INPUT DATA: Begin

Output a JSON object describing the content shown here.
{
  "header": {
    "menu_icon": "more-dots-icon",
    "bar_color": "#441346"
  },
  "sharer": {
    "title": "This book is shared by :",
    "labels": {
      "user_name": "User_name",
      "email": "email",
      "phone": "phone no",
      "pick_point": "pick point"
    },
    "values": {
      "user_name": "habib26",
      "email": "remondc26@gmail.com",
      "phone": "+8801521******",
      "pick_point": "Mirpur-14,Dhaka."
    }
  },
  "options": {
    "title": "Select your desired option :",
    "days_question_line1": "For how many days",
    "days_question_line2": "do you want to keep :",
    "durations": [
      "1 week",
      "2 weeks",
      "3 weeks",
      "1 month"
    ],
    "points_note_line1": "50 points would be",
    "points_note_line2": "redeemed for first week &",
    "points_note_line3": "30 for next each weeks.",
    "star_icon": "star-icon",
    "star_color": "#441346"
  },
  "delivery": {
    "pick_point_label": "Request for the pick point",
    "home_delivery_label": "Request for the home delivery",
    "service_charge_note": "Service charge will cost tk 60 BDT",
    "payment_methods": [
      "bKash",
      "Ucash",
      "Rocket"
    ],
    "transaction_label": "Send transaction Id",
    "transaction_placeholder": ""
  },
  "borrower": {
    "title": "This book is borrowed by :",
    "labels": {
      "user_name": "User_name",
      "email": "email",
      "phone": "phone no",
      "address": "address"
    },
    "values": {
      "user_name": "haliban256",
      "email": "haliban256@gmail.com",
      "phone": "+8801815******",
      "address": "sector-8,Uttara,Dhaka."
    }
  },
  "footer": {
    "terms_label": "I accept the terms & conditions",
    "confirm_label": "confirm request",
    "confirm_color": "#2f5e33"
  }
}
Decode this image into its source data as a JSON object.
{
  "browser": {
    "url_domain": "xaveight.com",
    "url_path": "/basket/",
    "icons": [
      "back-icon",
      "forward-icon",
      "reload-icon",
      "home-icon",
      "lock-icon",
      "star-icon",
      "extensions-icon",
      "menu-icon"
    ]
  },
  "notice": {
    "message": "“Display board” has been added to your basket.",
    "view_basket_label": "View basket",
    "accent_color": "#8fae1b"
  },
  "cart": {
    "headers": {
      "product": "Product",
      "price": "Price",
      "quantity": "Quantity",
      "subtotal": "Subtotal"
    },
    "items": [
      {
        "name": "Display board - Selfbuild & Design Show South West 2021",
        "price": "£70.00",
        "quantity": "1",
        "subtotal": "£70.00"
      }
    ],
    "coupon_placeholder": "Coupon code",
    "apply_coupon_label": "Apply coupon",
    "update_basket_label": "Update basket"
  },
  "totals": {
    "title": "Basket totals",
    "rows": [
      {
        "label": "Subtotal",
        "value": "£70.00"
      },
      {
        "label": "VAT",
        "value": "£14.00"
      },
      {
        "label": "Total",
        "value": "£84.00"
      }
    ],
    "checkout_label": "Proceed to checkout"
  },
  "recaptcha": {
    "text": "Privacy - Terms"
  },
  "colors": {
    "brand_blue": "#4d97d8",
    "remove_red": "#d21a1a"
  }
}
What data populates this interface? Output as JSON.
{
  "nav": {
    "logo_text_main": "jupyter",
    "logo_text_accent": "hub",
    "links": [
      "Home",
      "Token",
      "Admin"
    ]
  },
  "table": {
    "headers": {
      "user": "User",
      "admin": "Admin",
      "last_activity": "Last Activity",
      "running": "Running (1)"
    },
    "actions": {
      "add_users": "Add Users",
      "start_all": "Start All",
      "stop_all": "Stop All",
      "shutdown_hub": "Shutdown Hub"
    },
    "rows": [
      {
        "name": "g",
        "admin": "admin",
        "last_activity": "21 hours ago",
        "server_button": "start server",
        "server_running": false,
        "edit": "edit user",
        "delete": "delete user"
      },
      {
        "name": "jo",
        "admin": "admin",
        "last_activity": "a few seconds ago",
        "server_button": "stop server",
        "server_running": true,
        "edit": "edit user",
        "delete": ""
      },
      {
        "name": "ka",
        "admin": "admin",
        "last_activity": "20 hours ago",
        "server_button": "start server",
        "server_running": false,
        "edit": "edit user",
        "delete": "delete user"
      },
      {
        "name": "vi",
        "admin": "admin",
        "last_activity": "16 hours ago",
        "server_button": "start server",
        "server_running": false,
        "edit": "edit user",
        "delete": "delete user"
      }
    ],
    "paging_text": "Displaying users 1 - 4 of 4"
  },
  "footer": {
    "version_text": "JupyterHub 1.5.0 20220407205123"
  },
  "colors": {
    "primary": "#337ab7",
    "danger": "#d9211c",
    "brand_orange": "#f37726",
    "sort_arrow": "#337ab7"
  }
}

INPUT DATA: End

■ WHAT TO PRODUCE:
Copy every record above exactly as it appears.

■ SOLUTION FOR THIS EXERCISE:
Output a JSON object describing the content shown here.
{
  "header": {
    "menu_icon": "more-dots-icon",
    "bar_color": "#441346"
  },
  "sharer": {
    "title": "This book is shared by :",
    "labels": {
      "user_name": "User_name",
      "email": "email",
      "phone": "phone no",
      "pick_point": "pick point"
    },
    "values": {
      "user_name": "habib26",
      "email": "remondc26@gmail.com",
      "phone": "+8801521******",
      "pick_point": "Mirpur-14,Dhaka."
    }
  },
  "options": {
    "title": "Select your desired option :",
    "days_question_line1": "For how many days",
    "days_question_line2": "do you want to keep :",
    "durations": [
      "1 week",
      "2 weeks",
      "3 weeks",
      "1 month"
    ],
    "points_note_line1": "50 points would be",
    "points_note_line2": "redeemed for first week &",
    "points_note_line3": "30 for next each weeks.",
    "star_icon": "star-icon",
    "star_color": "#441346"
  },
  "delivery": {
    "pick_point_label": "Request for the pick point",
    "home_delivery_label": "Request for the home delivery",
    "service_charge_note": "Service charge will cost tk 60 BDT",
    "payment_methods": [
      "bKash",
      "Ucash",
      "Rocket"
    ],
    "transaction_label": "Send transaction Id",
    "transaction_placeholder": ""
  },
  "borrower": {
    "title": "This book is borrowed by :",
    "labels": {
      "user_name": "User_name",
      "email": "email",
      "phone": "phone no",
      "address": "address"
    },
    "values": {
      "user_name": "haliban256",
      "email": "haliban256@gmail.com",
      "phone": "+8801815******",
      "address": "sector-8,Uttara,Dhaka."
    }
  },
  "footer": {
    "terms_label": "I accept the terms & conditions",
    "confirm_label": "confirm request",
    "confirm_color": "#2f5e33"
  }
}
Decode this image into its source data as a JSON object.
{
  "browser": {
    "url_domain": "xaveight.com",
    "url_path": "/basket/",
    "icons": [
      "back-icon",
      "forward-icon",
      "reload-icon",
      "home-icon",
      "lock-icon",
      "star-icon",
      "extensions-icon",
      "menu-icon"
    ]
  },
  "notice": {
    "message": "“Display board” has been added to your basket.",
    "view_basket_label": "View basket",
    "accent_color": "#8fae1b"
  },
  "cart": {
    "headers": {
      "product": "Product",
      "price": "Price",
      "quantity": "Quantity",
      "subtotal": "Subtotal"
    },
    "items": [
      {
        "name": "Display board - Selfbuild & Design Show South West 2021",
        "price": "£70.00",
        "quantity": "1",
        "subtotal": "£70.00"
      }
    ],
    "coupon_placeholder": "Coupon code",
    "apply_coupon_label": "Apply coupon",
    "update_basket_label": "Update basket"
  },
  "totals": {
    "title": "Basket totals",
    "rows": [
      {
        "label": "Subtotal",
        "value": "£70.00"
      },
      {
        "label": "VAT",
        "value": "£14.00"
      },
      {
        "label": "Total",
        "value": "£84.00"
      }
    ],
    "checkout_label": "Proceed to checkout"
  },
  "recaptcha": {
    "text": "Privacy - Terms"
  },
  "colors": {
    "brand_blue": "#4d97d8",
    "remove_red": "#d21a1a"
  }
}
What data populates this interface? Output as JSON.
{
  "nav": {
    "logo_text_main": "jupyter",
    "logo_text_accent": "hub",
    "links": [
      "Home",
      "Token",
      "Admin"
    ]
  },
  "table": {
    "headers": {
      "user": "User",
      "admin": "Admin",
      "last_activity": "Last Activity",
      "running": "Running (1)"
    },
    "actions": {
      "add_users": "Add Users",
      "start_all": "Start All",
      "stop_all": "Stop All",
      "shutdown_hub": "Shutdown Hub"
    },
    "rows": [
      {
        "name": "g",
        "admin": "admin",
        "last_activity": "21 hours ago",
        "server_button": "start server",
        "server_running": false,
        "edit": "edit user",
        "delete": "delete user"
      },
      {
        "name": "jo",
        "admin": "admin",
        "last_activity": "a few seconds ago",
        "server_button": "stop server",
        "server_running": true,
        "edit": "edit user",
        "delete": ""
      },
      {
        "name": "ka",
        "admin": "admin",
        "last_activity": "20 hours ago",
        "server_button": "start server",
        "server_running": false,
        "edit": "edit user",
        "delete": "delete user"
      },
      {
        "name": "vi",
        "admin": "admin",
        "last_activity": "16 hours ago",
        "server_button": "start server",
        "server_running": false,
        "edit": "edit user",
        "delete": "delete user"
      }
    ],
    "paging_text": "Displaying users 1 - 4 of 4"
  },
  "footer": {
    "version_text": "JupyterHub 1.5.0 20220407205123"
  },
  "colors": {
    "primary": "#337ab7",
    "danger": "#d9211c",
    "brand_orange": "#f37726",
    "sort_arrow": "#337ab7"
  }
}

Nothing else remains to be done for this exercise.